*** Data for review ***

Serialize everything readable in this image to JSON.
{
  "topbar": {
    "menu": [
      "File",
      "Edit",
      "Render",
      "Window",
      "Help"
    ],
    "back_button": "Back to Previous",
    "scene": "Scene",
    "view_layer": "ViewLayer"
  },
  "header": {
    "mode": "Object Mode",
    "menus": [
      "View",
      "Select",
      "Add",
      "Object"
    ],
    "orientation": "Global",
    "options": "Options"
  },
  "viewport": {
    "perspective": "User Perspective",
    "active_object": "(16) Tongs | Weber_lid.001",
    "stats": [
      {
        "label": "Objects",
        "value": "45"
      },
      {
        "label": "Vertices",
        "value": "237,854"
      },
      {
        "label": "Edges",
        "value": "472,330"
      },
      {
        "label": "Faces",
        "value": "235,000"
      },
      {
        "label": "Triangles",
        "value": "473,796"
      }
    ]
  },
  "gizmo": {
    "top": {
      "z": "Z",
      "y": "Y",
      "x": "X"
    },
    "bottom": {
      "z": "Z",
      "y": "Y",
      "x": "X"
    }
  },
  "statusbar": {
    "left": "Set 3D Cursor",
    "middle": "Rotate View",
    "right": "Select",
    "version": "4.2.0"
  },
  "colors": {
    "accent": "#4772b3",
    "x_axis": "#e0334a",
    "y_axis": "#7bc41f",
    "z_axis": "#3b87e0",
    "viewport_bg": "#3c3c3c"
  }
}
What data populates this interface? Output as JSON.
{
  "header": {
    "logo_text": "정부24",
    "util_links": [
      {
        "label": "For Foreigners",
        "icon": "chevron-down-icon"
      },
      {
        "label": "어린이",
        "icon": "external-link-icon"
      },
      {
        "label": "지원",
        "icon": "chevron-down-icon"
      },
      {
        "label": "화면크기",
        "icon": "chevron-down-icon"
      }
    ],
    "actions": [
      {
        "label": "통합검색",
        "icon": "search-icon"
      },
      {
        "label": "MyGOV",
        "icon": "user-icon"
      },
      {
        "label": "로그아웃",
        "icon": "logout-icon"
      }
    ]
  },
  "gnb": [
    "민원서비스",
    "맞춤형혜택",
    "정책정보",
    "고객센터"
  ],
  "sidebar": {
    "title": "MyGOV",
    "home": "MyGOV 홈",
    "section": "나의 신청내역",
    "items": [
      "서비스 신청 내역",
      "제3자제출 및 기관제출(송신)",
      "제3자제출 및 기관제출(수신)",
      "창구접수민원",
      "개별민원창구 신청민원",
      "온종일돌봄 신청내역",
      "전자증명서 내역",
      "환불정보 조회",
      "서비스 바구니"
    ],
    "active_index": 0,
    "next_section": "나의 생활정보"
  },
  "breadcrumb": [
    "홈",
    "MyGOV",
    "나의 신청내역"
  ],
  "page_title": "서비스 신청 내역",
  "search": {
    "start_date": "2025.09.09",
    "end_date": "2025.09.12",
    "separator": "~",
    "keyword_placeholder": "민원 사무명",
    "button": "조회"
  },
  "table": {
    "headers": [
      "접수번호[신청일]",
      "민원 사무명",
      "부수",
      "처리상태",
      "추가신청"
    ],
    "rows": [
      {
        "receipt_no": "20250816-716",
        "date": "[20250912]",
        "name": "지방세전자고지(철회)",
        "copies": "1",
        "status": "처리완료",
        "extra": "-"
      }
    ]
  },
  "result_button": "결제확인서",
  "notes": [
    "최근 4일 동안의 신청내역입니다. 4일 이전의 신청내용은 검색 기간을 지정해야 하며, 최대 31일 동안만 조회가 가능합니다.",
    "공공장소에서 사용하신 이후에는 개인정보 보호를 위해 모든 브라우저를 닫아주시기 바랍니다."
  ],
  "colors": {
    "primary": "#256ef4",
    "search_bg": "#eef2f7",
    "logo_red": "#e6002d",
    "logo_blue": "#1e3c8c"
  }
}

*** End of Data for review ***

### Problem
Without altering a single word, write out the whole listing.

### Task response
Serialize everything readable in this image to JSON.
{
  "topbar": {
    "menu": [
      "File",
      "Edit",
      "Render",
      "Window",
      "Help"
    ],
    "back_button": "Back to Previous",
    "scene": "Scene",
    "view_layer": "ViewLayer"
  },
  "header": {
    "mode": "Object Mode",
    "menus": [
      "View",
      "Select",
      "Add",
      "Object"
    ],
    "orientation": "Global",
    "options": "Options"
  },
  "viewport": {
    "perspective": "User Perspective",
    "active_object": "(16) Tongs | Weber_lid.001",
    "stats": [
      {
        "label": "Objects",
        "value": "45"
      },
      {
        "label": "Vertices",
        "value": "237,854"
      },
      {
        "label": "Edges",
        "value": "472,330"
      },
      {
        "label": "Faces",
        "value": "235,000"
      },
      {
        "label": "Triangles",
        "value": "473,796"
      }
    ]
  },
  "gizmo": {
    "top": {
      "z": "Z",
      "y": "Y",
      "x": "X"
    },
    "bottom": {
      "z": "Z",
      "y": "Y",
      "x": "X"
    }
  },
  "statusbar": {
    "left": "Set 3D Cursor",
    "middle": "Rotate View",
    "right": "Select",
    "version": "4.2.0"
  },
  "colors": {
    "accent": "#4772b3",
    "x_axis": "#e0334a",
    "y_axis": "#7bc41f",
    "z_axis": "#3b87e0",
    "viewport_bg": "#3c3c3c"
  }
}
What data populates this interface? Output as JSON.
{
  "header": {
    "logo_text": "정부24",
    "util_links": [
      {
        "label": "For Foreigners",
        "icon": "chevron-down-icon"
      },
      {
        "label": "어린이",
        "icon": "external-link-icon"
      },
      {
        "label": "지원",
        "icon": "chevron-down-icon"
      },
      {
        "label": "화면크기",
        "icon": "chevron-down-icon"
      }
    ],
    "actions": [
      {
        "label": "통합검색",
        "icon": "search-icon"
      },
      {
        "label": "MyGOV",
        "icon": "user-icon"
      },
      {
        "label": "로그아웃",
        "icon": "logout-icon"
      }
    ]
  },
  "gnb": [
    "민원서비스",
    "맞춤형혜택",
    "정책정보",
    "고객센터"
  ],
  "sidebar": {
    "title": "MyGOV",
    "home": "MyGOV 홈",
    "section": "나의 신청내역",
    "items": [
      "서비스 신청 내역",
      "제3자제출 및 기관제출(송신)",
      "제3자제출 및 기관제출(수신)",
      "창구접수민원",
      "개별민원창구 신청민원",
      "온종일돌봄 신청내역",
      "전자증명서 내역",
      "환불정보 조회",
      "서비스 바구니"
    ],
    "active_index": 0,
    "next_section": "나의 생활정보"
  },
  "breadcrumb": [
    "홈",
    "MyGOV",
    "나의 신청내역"
  ],
  "page_title": "서비스 신청 내역",
  "search": {
    "start_date": "2025.09.09",
    "end_date": "2025.09.12",
    "separator": "~",
    "keyword_placeholder": "민원 사무명",
    "button": "조회"
  },
  "table": {
    "headers": [
      "접수번호[신청일]",
      "민원 사무명",
      "부수",
      "처리상태",
      "추가신청"
    ],
    "rows": [
      {
        "receipt_no": "20250816-716",
        "date": "[20250912]",
        "name": "지방세전자고지(철회)",
        "copies": "1",
        "status": "처리완료",
        "extra": "-"
      }
    ]
  },
  "result_button": "결제확인서",
  "notes": [
    "최근 4일 동안의 신청내역입니다. 4일 이전의 신청내용은 검색 기간을 지정해야 하며, 최대 31일 동안만 조회가 가능합니다.",
    "공공장소에서 사용하신 이후에는 개인정보 보호를 위해 모든 브라우저를 닫아주시기 바랍니다."
  ],
  "colors": {
    "primary": "#256ef4",
    "search_bg": "#eef2f7",
    "logo_red": "#e6002d",
    "logo_blue": "#1e3c8c"
  }
}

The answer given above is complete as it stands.